San Francisco Wrongful Termination Lawyer

At Rukin Hyland, our attorneys stand up for the rights of employees who have suffered wrongful termination. We know that getting fired from a job is one of the most stressful and difficult experiences a person can endure.  All employees should consider various issues once they’ve been terminated, to ensure that they understand their legal rights and that their employer meets its legal obligations.

What Qualifies as Wrongful Termination?

Unfair treatment in the workplace is not necessarily illegal, and an employer may have the right to discharge an employee for a myriad of lawful reasons. However, there are a number of reasons that the employee may sue the employer for wrongful discharge. Also known as a Tameny Claim, an employee may be able to bring a lawsuit if they were wrongfully terminated for:

Furthermore, in wrongful termination cases, an employee’s damages are not limited to just lost wages. They may also receive compensation for emotional distress caused as part of being wrongfully terminated.

Were the reasons for my termination unlawful?

Generally, California employees are presumed to be employed “at-will”–meaning, the employer has a right to terminate an employee’s employment for any reason or no reason, with or without notice.

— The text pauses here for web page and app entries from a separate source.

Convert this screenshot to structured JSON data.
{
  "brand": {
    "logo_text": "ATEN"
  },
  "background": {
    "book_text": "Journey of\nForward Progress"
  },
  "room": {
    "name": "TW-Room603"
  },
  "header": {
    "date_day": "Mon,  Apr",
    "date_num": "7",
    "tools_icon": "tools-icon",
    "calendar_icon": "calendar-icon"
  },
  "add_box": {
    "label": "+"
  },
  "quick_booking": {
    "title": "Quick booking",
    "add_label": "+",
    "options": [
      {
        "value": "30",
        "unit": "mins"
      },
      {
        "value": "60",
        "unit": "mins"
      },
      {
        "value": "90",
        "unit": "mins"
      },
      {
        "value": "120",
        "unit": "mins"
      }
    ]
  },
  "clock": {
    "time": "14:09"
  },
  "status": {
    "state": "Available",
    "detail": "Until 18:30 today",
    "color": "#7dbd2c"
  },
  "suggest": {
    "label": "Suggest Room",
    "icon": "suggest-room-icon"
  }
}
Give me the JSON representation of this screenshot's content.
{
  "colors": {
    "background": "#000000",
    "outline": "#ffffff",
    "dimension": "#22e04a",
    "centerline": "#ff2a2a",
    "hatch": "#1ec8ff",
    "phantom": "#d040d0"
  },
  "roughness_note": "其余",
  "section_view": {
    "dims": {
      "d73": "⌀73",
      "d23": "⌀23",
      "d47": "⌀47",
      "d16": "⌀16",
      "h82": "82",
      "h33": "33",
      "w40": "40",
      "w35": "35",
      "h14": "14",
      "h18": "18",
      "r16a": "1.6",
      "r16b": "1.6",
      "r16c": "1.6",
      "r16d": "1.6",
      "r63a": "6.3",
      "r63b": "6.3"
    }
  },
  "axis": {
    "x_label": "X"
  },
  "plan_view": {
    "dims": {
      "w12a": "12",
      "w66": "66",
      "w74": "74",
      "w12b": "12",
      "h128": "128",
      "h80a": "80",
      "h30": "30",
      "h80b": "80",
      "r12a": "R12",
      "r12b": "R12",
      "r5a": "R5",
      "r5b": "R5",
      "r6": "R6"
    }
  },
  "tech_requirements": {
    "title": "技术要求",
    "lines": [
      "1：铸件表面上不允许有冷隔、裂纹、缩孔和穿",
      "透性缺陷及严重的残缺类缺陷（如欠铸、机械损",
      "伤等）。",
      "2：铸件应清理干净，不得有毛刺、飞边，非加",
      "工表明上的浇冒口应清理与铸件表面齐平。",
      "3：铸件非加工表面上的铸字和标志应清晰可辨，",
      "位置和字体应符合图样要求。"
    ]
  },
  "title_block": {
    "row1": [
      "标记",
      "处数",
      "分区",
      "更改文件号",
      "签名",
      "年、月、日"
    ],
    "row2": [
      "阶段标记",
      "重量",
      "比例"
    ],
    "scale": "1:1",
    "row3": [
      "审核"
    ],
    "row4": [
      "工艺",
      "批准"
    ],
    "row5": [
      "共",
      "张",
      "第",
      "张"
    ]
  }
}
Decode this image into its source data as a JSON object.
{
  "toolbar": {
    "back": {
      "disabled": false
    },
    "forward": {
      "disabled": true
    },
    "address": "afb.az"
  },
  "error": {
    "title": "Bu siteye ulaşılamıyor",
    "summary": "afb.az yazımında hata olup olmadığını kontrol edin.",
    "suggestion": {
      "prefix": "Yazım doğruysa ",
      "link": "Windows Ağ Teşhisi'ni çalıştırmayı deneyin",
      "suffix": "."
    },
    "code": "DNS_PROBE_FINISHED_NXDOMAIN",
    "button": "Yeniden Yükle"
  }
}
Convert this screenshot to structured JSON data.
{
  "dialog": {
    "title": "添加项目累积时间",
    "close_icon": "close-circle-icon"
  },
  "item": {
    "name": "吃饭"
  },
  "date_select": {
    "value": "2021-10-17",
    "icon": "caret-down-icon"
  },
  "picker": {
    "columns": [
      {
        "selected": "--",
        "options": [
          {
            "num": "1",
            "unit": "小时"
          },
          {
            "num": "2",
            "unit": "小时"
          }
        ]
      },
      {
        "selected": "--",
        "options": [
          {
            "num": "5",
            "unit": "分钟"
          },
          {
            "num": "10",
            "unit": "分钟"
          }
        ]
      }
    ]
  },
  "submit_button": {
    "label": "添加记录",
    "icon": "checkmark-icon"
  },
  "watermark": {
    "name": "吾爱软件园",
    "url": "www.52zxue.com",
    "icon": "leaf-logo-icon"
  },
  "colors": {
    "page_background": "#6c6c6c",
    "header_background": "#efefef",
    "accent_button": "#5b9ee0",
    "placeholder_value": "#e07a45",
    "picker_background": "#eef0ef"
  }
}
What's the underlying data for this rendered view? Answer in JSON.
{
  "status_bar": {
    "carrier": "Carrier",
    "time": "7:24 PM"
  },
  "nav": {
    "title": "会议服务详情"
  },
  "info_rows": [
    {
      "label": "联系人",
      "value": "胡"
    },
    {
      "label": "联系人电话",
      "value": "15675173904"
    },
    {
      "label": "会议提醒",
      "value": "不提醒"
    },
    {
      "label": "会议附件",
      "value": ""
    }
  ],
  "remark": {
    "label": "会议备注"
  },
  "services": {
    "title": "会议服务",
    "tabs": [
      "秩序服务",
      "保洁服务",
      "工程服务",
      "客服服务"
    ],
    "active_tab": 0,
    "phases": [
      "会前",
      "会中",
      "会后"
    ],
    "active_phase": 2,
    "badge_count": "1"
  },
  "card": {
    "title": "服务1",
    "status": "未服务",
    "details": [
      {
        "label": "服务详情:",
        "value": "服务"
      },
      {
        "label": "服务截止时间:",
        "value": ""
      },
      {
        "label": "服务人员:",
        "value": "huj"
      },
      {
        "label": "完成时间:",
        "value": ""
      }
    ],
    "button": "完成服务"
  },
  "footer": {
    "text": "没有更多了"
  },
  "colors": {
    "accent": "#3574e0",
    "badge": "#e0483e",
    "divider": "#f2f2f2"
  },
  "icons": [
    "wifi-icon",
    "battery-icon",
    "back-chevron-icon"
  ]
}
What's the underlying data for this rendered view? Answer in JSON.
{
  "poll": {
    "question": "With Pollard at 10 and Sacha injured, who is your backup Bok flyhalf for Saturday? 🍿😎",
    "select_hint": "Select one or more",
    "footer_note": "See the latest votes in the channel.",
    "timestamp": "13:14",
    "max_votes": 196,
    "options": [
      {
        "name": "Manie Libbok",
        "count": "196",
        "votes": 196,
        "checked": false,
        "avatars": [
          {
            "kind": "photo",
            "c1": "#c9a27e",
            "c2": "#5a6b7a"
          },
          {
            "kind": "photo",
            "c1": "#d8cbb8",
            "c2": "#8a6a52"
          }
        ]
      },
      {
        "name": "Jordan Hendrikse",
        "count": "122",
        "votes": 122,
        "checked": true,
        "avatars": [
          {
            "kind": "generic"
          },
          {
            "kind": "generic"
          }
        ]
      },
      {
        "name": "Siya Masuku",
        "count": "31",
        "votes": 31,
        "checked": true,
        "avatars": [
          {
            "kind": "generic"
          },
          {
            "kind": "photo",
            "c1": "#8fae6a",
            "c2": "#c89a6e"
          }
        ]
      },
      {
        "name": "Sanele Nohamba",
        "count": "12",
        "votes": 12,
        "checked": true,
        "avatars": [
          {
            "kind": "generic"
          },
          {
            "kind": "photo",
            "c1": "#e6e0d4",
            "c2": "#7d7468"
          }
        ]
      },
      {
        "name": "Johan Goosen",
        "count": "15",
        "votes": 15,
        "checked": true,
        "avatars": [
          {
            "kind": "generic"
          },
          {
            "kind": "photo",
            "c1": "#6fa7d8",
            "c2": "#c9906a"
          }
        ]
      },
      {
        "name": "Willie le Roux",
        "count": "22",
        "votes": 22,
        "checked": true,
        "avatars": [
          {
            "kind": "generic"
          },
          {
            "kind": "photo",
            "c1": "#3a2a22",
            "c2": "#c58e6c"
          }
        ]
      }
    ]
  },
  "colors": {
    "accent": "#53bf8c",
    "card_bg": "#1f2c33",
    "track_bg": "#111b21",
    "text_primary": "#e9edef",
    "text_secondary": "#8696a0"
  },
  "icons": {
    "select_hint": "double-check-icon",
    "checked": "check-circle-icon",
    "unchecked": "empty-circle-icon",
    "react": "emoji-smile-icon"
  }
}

Cal. Labor Code § 2922.  The exception to this rule is that an employer may not terminate an employee for a reason that is otherwise prohibited by law–for example, because of an employee’s protected status (such as race, national origin, religion, gender or sexual orientation, to name a few) or for engaging in protected activity under the law (such as whistleblowing or making a sexual harassment complaint).  An employer also may not terminate an employee in an effort to prevent the employee from exercising a legal right to take a leave of absence, such as family and medical leave under the Family and Medical Leave Act (FMLA) or California Family Rights Act (CFRA) or a medical leave as a disability accommodation.

An employer who terminates an employee for an unlawful reason is unlikely to be up front about it. Most employees who believe that their employer terminated them illegally must come up with circumstantial evidence showing that the employer’s stated reason was pretextual, and that the employer in fact terminated the employee because of an illegal reason.  Such circumstantial evidence could include general comments by the supervisor or manager involved in the termination that suggest a bias or animus against members of the employee’s protected class.  In addition, an employee may be able to establish wrong doing by showing that the employer treated him or her differently with respect to a workplace rule.  For example, evidence that an employer terminated an African-American employee for violating a workplace rule and did not terminate non-African-American employees who violated the same rule under similar circumstances could support a race discrimination claim.  Consultation with an experienced employment lawyer can help terminated employees determine the likelihood of obtaining the necessary evidence to successfully pursue a termination claim.

Constructive Dismissal vs. Wrongful Termination

In certain cases, if an employer makes working conditions so terrible that an employee has no choice but to quit, there may be a case for a constructive dismissal or discharge. If you feel that any reasonable person would think of resigning under conditions that you endured, contact us to determine if you have a valid claim. The damages for wrongful termination and constructive discharge are the same under California Law.

Did my employer pay me?

California law requires employers to pay employees all wages owed at the time of termination. Cal. Labor Code § 201.  This includes not only the employee’s wages up to the termination date, but also all of the employee’s accrued and unused vacation or paid time off (PTO). Cal. Labor Code § 227.3.  For commission employees, employers must also upon termination pay all earned commissions that can be reasonably calculated at the time of termination.  Cal. Labor Code § 201.

Furthermore, if an employer willfully fails to pay a terminated employee all wages–including accrued vacation and earned commissions–at the time of termination, the employee may also be entitled to waiting time penalties. Waiting time penalties accrue in an amount equal to the employee’s daily rate of pay multiplied by the number of days the employee was not paid, up to 30 days. Cal. Labor Code § 203.

Let us handle your wrongful termination case

Our attorneys are experienced, skilled and knowledgeable in both qui tam law and employment law. We make certain that clients are properly guided while providing the representation necessary for any wrongful termination.

If you would like to speak with our San Francisco lawyers about wrongful termination, please contact us.